**Aim of the exercise**: Print the data exactly as written, but leave out each picture.

(Web page and app entries)
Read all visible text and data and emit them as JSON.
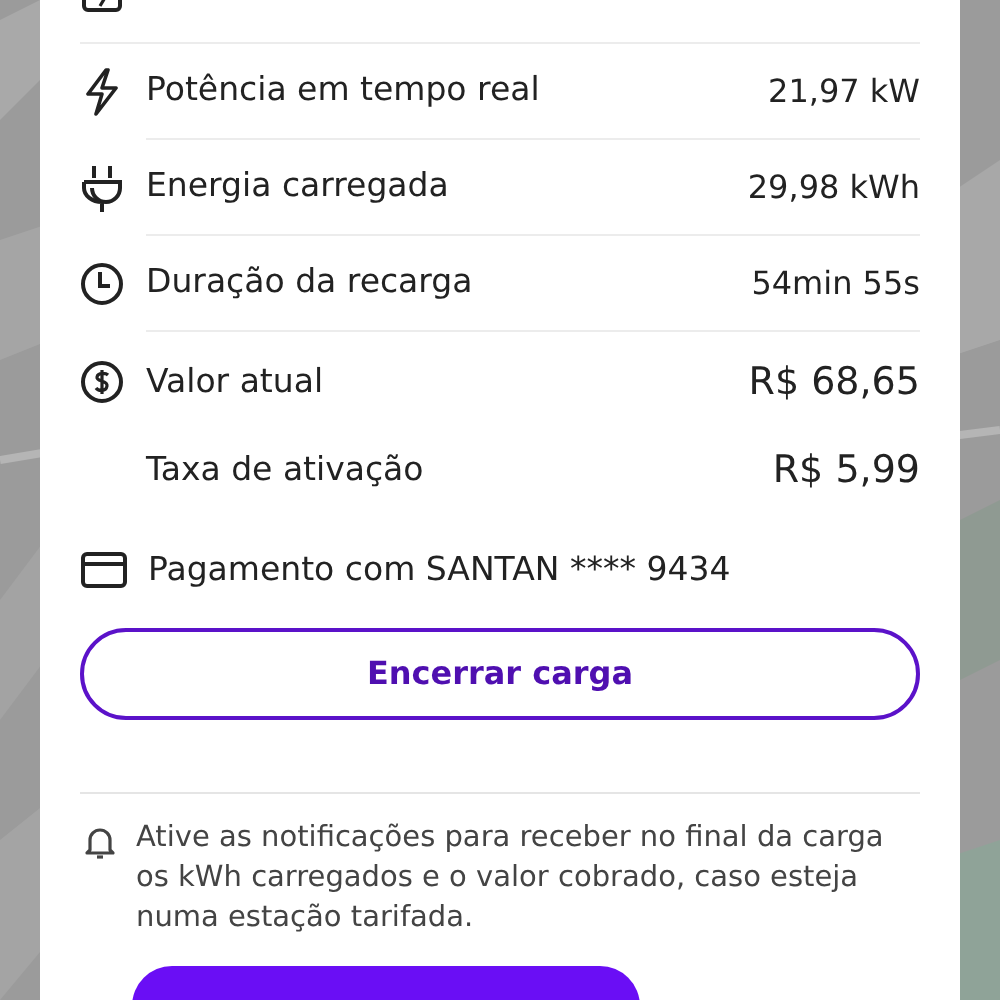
{
  "details": [
    {
      "kind": "metric",
      "label": "Potência em tempo real",
      "value": "21,97 kW"
    },
    {
      "kind": "metric",
      "label": "Energia carregada",
      "value": "29,98 kWh"
    },
    {
      "kind": "metric",
      "label": "Duração da recarga",
      "value": "54min 55s"
    },
    {
      "kind": "total",
      "label": "Valor atual",
      "value": "R$ 68,65"
    },
    {
      "kind": "fee",
      "label": "Taxa de ativação",
      "value": "R$ 5,99"
    }
  ],
  "payment": "Pagamento com SANTAN **** 9434",
  "end_button": "Encerrar carga",
  "notice": "Ative as notificações para receber no final da carga os kWh carregados e o valor cobrado, caso esteja numa estação tarifada."
}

**Expected output**:
Read all visible text and data and emit them as JSON.
{
  "details": [
    {
      "kind": "metric",
      "label": "Potência em tempo real",
      "value": "21,97 kW"
    },
    {
      "kind": "metric",
      "label": "Energia carregada",
      "value": "29,98 kWh"
    },
    {
      "kind": "metric",
      "label": "Duração da recarga",
      "value": "54min 55s"
    },
    {
      "kind": "total",
      "label": "Valor atual",
      "value": "R$ 68,65"
    },
    {
      "kind": "fee",
      "label": "Taxa de ativação",
      "value": "R$ 5,99"
    }
  ],
  "payment": "Pagamento com SANTAN **** 9434",
  "end_button": "Encerrar carga",
  "notice": "Ative as notificações para receber no final da carga os kWh carregados e o valor cobrado, caso esteja numa estação tarifada."
}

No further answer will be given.